JShell (Java Shell): Interactive Java Programming

JShell, introduced in Java 9, is a Read-Eval-Print Loop (REPL) tool that allows developers to interactively experiment with Java code. It provides a lightweight and convenient way to evaluate expressions, test code snippets, and explore Java features without the need for a full-fledged compilation and execution cycle. Let’s explore the key features and usage of JShell.

Key Features:

1. Interactive Execution:

  • JShell allows developers to enter Java expressions, statements, and declarations interactively. The tool immediately evaluates and displays the results.
   jshell> int x = 5;
   x ==> 5

   jshell> x * 2
   $3 ==> 10

2. Automatic Variable Naming:

  • JShell automatically assigns names like $1, $2, etc., to variables, making it easy to reference and reuse results.
   jshell> String message = "Hello, JShell!";
   message ==> "Hello, JShell!"

   jshell> $1.length()
   $2 ==> 14

3. Tab Completion:

  • JShell supports tab completion for commands, types, and method names, enhancing the developer’s productivity.
   jshell> String msg = "Hello, JShell!";
   msg ==> "Hello, JShell!"

   jshell> msg.le<tab>

4. Command and Variable Recall:

  • Developers can recall and edit previous commands and expressions using the arrow keys or by referencing their assigned variable names.
   jshell> int x = 10;
   x ==> 10

   jshell> x * x
   $2 ==> 100

   jshell> /list $1
   int x = 10;

5. Exception Handling:

  • JShell provides information about exceptions, helping developers identify and fix issues in real-time.
   jshell> int result = 10 / 0;
   |  Exception java.lang.ArithmeticException: / by zero
   |        at (#1:1)


1. Launching JShell:

  • Open a terminal or command prompt and type jshell to launch the Java Shell.
   $ jshell
   |  Welcome to JShell -- Version 16
   |  For an introduction type: /help intro

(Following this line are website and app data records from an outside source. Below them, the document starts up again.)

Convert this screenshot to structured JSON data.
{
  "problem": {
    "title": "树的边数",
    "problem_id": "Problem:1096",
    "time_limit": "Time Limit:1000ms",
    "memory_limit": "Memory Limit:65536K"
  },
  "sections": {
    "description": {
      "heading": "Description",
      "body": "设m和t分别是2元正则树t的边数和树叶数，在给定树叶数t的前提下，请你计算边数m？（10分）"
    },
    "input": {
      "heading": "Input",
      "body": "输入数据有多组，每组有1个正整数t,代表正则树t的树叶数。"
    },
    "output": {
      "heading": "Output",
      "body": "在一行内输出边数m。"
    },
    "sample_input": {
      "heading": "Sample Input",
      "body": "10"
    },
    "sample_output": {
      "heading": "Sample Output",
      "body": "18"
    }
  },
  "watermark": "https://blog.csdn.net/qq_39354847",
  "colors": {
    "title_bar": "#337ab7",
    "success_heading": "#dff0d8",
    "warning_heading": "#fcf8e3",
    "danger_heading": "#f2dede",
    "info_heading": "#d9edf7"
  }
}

2. Entering Code:

  • Enter Java code directly into the JShell prompt. Press Enter to execute the code.
   jshell> int x = 42;
   x ==> 42

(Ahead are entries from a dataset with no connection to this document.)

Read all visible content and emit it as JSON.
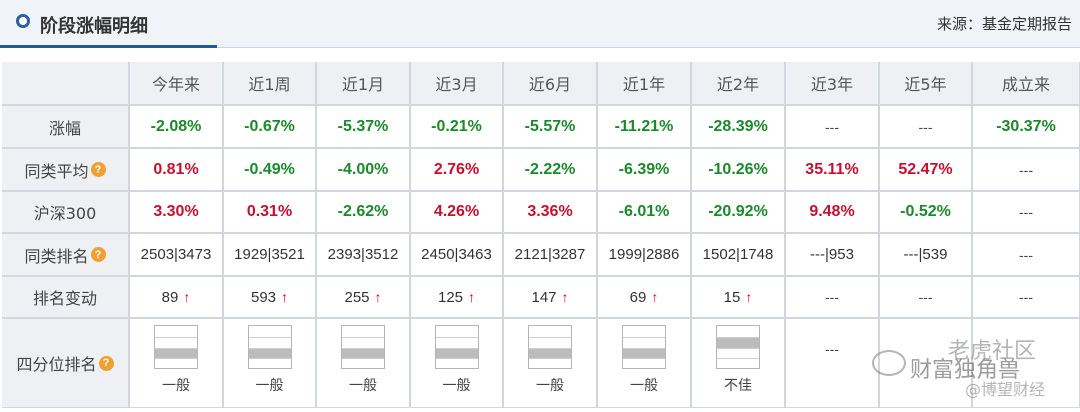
{
  "header": {
    "title": "阶段涨幅明细",
    "source": "来源：基金定期报告"
  },
  "columns": [
    "今年来",
    "近1周",
    "近1月",
    "近3月",
    "近6月",
    "近1年",
    "近2年",
    "近3年",
    "近5年",
    "成立来"
  ],
  "rows": {
    "change": {
      "label": "涨幅",
      "values": [
        "-2.08%",
        "-0.67%",
        "-5.37%",
        "-0.21%",
        "-5.57%",
        "-11.21%",
        "-28.39%",
        "---",
        "---",
        "-30.37%"
      ],
      "colors": [
        "green",
        "green",
        "green",
        "green",
        "green",
        "green",
        "green",
        "dash",
        "dash",
        "green"
      ]
    },
    "peer_avg": {
      "label": "同类平均",
      "values": [
        "0.81%",
        "-0.49%",
        "-4.00%",
        "2.76%",
        "-2.22%",
        "-6.39%",
        "-10.26%",
        "35.11%",
        "52.47%",
        "---"
      ],
      "colors": [
        "red",
        "green",
        "green",
        "red",
        "green",
        "green",
        "green",
        "red",
        "red",
        "dash"
      ]
    },
    "hs300": {
      "label": "沪深300",
      "values": [
        "3.30%",
        "0.31%",
        "-2.62%",
        "4.26%",
        "3.36%",
        "-6.01%",
        "-20.92%",
        "9.48%",
        "-0.52%",
        "---"
      ],
      "colors": [
        "red",
        "red",
        "green",
        "red",
        "red",
        "green",
        "green",
        "red",
        "green",
        "dash"
      ]
    },
    "peer_rank": {
      "label": "同类排名",
      "values": [
        "2503|3473",
        "1929|3521",
        "2393|3512",
        "2450|3463",
        "2121|3287",
        "1999|2886",
        "1502|1748",
        "---|953",
        "---|539",
        "---"
      ]
    },
    "rank_change": {
      "label": "排名变动",
      "values": [
        "89",
        "593",
        "255",
        "125",
        "147",
        "69",
        "15",
        "---",
        "---",
        "---"
      ],
      "arrows": [
        true,
        true,
        true,
        true,
        true,
        true,
        true,
        false,
        false,
        false
      ],
      "arrow_glyph": "↑"
    },
    "quartile": {
      "label": "四分位排名",
      "labels": [
        "一般",
        "一般",
        "一般",
        "一般",
        "一般",
        "一般",
        "不佳"
      ],
      "levels": [
        2,
        2,
        2,
        2,
        2,
        2,
        1
      ],
      "empty": [
        "---",
        "",
        ""
      ]
    }
  },
  "icons": {
    "question": "?"
  },
  "colors": {
    "green": "#1a8a2a",
    "red": "#c8102e",
    "accent": "#1f5a99"
  },
  "watermark": {
    "line1": "老虎社区",
    "line2": "财富独角兽",
    "line3": "@博望财经"
  }
}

3. Listing Variables and Methods:

  • Use /vars and /methods commands to list variables and methods, respectively.
   jshell> String message = "Hello, JShell!";
   message ==> "Hello, JShell!"

   jshell> /vars
   String message = "Hello, JShell!"

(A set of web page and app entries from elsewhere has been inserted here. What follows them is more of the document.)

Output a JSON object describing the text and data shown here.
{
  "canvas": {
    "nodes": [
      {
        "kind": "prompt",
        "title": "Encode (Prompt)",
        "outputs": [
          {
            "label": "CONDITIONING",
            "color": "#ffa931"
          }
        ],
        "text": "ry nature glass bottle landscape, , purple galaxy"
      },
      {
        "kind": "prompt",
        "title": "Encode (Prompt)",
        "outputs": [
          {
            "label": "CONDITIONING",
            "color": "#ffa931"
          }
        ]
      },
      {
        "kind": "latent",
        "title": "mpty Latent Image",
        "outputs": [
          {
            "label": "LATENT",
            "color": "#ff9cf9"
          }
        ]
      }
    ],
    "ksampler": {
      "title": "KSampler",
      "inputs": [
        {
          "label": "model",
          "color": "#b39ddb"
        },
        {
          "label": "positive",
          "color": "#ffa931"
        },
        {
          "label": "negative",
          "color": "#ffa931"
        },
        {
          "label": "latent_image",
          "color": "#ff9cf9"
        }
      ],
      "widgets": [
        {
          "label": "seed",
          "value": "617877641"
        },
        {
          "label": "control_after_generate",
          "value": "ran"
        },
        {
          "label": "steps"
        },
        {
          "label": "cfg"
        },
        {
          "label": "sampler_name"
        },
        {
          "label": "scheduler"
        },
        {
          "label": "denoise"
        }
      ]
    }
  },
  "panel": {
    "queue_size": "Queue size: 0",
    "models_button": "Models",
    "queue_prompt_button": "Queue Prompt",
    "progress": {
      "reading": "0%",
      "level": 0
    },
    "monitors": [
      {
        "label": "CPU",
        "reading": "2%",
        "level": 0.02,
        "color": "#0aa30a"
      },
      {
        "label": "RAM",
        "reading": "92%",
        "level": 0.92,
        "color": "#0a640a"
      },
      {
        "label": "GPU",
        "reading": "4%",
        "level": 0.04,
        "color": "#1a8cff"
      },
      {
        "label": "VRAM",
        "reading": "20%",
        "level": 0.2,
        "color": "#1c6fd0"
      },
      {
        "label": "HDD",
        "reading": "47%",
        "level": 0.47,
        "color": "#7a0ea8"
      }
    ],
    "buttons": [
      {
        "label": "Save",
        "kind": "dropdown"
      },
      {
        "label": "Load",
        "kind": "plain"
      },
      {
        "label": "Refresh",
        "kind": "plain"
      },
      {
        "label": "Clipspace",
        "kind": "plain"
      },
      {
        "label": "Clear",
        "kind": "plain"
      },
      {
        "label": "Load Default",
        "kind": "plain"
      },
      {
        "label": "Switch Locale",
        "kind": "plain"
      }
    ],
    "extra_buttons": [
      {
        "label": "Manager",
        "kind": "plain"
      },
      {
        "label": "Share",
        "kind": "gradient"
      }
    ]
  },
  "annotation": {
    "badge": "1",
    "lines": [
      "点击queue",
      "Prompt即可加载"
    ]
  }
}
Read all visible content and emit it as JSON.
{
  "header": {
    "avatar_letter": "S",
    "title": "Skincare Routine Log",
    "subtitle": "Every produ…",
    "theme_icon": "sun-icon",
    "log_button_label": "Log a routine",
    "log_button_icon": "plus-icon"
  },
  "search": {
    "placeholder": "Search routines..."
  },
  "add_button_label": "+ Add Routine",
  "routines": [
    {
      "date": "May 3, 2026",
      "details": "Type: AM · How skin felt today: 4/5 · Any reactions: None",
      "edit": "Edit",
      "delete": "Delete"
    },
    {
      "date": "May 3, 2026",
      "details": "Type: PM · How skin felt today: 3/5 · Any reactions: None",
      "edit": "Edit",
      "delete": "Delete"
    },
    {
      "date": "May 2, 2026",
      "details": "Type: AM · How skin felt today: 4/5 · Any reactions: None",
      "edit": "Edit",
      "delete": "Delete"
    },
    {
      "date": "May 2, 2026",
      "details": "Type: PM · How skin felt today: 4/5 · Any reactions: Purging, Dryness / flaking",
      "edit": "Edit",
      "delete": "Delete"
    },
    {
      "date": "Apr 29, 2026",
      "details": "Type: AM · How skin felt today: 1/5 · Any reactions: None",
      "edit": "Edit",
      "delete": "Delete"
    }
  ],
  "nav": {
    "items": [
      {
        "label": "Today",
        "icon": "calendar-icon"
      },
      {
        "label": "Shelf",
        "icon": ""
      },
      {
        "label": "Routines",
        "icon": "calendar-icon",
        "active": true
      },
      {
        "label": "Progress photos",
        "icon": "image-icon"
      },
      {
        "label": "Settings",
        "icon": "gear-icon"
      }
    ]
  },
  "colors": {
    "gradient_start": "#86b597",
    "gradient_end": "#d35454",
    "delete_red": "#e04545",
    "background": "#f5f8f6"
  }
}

4. Exiting JShell:

  • Type /exit or press Ctrl+D to exit JShell.
   jshell> /exit
   |  Goodbye

Use Cases:

1. Code Exploration:

  • Use JShell to quickly explore Java features, APIs, and libraries without the need for a full Java project.

2. Testing Code Snippets:

  • Test small code snippets or expressions to understand their behavior before incorporating them into a larger project.

3. Learning Java:

  • JShell is an excellent tool for learning Java, allowing beginners to experiment and understand the language constructs interactively.

4. Prototyping:

  • Rapidly prototype and iterate on code ideas without the overhead of creating and managing full Java classes.


JShell is a valuable addition to the Java developer’s toolkit, providing an interactive and exploratory environment for working with Java code. Whether you’re learning Java, testing code snippets, or prototyping ideas, JShell offers a lightweight and efficient way to experiment with Java features. Incorporate JShell into your workflow to enhance your Java programming experience.